After taking part in Gamer Limit’s Piece of Heart event this month, I finally discovered just how much one could despise a game – or, in this case, a series – if he or she manages to play it for long enough. Having never before picked up a Ratchet & Clank title, I was more than convinced that I would be able to withstand the repetitive nature of the series, if only for the fact that I had never experienced it before.
How very, very wrong I was.
This got me thinking about how developers and publishers latch onto their “next big thing” and flog that horse until it’s dead, dried, and rotten. Too many innovative games have become whores of sequel-mania, more laughable than original. But how does this all come to pass? And when does “continuing the story” become nothing more than a cash-grab?
I remember the sole reason for purchasing an Xbox in grade 10: Halo. I was 15-years-old and therefore old enough to pick up the MA15+ title. I’m honestly not sure whether I bought it after hearing rave reviews from friends, or simply because I was old enough to buy a violent FPS. Whatever the reason, I fell in love.
As the series progressed, so did my infatuation with the Halo universe. Halo 2 brought about weekly LAN parties with school friends, two TVs set up back-to-back in a living room, eight dudes, plenty of junk food and man-sweat. Who needs to party when you can hang out with mates and play your favorite game?
Even the third installment of the series failed to disappoint. I find the entire idea of pre-ordering games pointless, but for some strange reason, I decided I must preorder Halo 3. By this time, I was at university, living with fellow gamers and attempting to spend my days studying. Of course, Halo 3 changed that for the better.
Then something happened.
Microsoft did what most mega gaming corporations do at some point: they killed the series. Halo Wars? Thanks, Microsoft Game Studios, but if I wanted to line your pockets with even more of my cash, I’d purchase a life-size Spartan body suit and do a jig outside of your Sydney studio for pennies.
They went overboard. They got greedy. Thank god that Bungie wasn’t involved in that tripe; although, they aren’t completely blameless in this fiasco, either.
Halo 3: ODST offered little in the way of exceptional gameplay, and the short length only added to the argument that it was simply a cash-grab. It saddens me to know that I won’t be pre-ordering Halo: Reach.
Unfortunately, the question “Why?” is a futile one. Films and books love sequels and offshoots just as much as game developers. Despite my love for all things Star Wars, I simply can’t defend the second trilogy as George Lucas just wanting to “continue the story”. If the opportunity for big dollars is there, someone is bound to exploit it.
That said, there are several series that have been able to master the art of sequels, and even better their previous iterations with their latest installments. Metal Gear, The Legend of Zelda, and Mario have all managed to evolve over the decades, and in the eyes of the mainstream are still producing first-class titles. Of course, it’s all subjective; but I wager that few gamers could honestly claim that the Sonic series, as a whole, betters Metal Gear.

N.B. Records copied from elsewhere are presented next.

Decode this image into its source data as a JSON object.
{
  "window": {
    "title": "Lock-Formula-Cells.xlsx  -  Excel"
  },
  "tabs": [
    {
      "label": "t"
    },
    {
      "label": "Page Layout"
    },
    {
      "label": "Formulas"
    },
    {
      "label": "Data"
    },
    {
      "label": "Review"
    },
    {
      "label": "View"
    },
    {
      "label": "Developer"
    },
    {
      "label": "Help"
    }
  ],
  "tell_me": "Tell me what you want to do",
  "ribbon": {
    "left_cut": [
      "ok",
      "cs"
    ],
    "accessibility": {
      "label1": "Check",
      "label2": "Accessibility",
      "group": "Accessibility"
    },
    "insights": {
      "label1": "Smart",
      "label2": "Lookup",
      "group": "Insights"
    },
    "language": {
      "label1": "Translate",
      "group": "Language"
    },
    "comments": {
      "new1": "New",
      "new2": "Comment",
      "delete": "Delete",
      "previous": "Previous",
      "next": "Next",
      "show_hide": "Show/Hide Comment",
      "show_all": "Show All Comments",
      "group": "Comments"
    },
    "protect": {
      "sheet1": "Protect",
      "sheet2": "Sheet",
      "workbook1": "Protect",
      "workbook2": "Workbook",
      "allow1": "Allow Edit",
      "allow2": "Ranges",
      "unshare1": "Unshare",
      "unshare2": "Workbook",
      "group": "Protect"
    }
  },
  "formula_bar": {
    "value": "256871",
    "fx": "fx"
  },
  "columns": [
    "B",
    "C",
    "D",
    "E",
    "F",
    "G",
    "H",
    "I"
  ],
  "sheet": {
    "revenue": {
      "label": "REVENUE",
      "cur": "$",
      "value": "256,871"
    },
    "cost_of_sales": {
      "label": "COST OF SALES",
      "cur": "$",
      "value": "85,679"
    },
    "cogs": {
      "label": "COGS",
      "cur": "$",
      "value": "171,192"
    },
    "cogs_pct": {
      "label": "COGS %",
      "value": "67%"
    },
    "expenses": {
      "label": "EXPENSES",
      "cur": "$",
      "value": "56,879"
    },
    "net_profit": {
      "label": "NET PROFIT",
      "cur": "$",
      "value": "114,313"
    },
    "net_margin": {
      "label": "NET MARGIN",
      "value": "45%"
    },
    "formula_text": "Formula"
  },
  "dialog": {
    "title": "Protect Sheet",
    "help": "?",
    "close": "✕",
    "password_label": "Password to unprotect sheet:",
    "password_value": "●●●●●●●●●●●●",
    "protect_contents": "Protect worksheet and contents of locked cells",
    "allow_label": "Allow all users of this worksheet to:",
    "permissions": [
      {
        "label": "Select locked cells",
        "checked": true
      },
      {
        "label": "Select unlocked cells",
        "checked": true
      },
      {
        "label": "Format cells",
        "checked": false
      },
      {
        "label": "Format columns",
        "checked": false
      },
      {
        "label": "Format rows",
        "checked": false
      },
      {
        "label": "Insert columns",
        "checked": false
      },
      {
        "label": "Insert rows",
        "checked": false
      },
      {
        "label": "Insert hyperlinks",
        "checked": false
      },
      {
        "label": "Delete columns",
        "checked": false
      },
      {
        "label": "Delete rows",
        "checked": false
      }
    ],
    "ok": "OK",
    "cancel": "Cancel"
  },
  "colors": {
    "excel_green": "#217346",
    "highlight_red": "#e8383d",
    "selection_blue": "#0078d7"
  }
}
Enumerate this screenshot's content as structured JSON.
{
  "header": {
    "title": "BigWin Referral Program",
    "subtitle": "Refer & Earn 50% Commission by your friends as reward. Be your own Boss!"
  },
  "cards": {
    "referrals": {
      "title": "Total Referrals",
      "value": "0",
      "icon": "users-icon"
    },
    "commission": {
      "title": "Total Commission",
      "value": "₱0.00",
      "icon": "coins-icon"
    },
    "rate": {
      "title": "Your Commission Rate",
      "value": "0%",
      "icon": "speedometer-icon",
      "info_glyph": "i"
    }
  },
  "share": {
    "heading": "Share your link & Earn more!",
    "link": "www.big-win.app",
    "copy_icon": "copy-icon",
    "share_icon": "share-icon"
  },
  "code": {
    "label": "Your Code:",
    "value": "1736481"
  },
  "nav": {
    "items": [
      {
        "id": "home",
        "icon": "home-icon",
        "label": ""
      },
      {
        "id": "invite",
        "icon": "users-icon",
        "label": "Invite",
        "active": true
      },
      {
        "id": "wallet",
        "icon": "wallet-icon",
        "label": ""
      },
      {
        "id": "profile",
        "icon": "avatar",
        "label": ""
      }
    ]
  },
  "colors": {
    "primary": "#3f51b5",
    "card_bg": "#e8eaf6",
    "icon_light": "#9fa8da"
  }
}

Which begs the question: “How does a developer avoid overdoing it?” First of all, don’t allow Microsoft to own the rights to your universe, Bungie. It’s unfortunate that Halo has become somewhat laughable, especially considering the global obsession that surrounded it during the early Noughties. Bungie has done the intelligent thing and are venturing into other projects after Halo: Reach, but it seems a bit like switching off the lights after the power has already been cut. The damage has been done.
Publishers hold a lot of the blame in situations such as this, but so do the subsidiaries of major companies. Plenty of respectable companies have seen their babies go down the crapper after nestling into the hefty bosom of the big publishers; I’d hate see Naughty Dog’s Uncharted series go down the same path as Halo.
That is why a handful of private companies are able to succeed where others fail. Sure, it’s a tough ask for any young development company to brush aside multi-million dollars offers from somewhere like Microsoft or Sony, but if they manage to stick to their guns and retain complete creative control, the result can sometimes spawn an unlikely success.
Despite shuddering at the thought of playing another Ratchet & Clank title any time soon, I have to hand it to Insomniac Games. They maintain their position as a thriving private developer, are famed with starting the Spyro series, and have both Ratchet & Clank and Resistance to show off as extremely successful releases.
Whether R & C will ever get to the point of “overdoing it” remains to be seen. But for now, let’s revel in the fact that there are still some series out there that have yet to be tainted by the moneyed fingers of the big boys.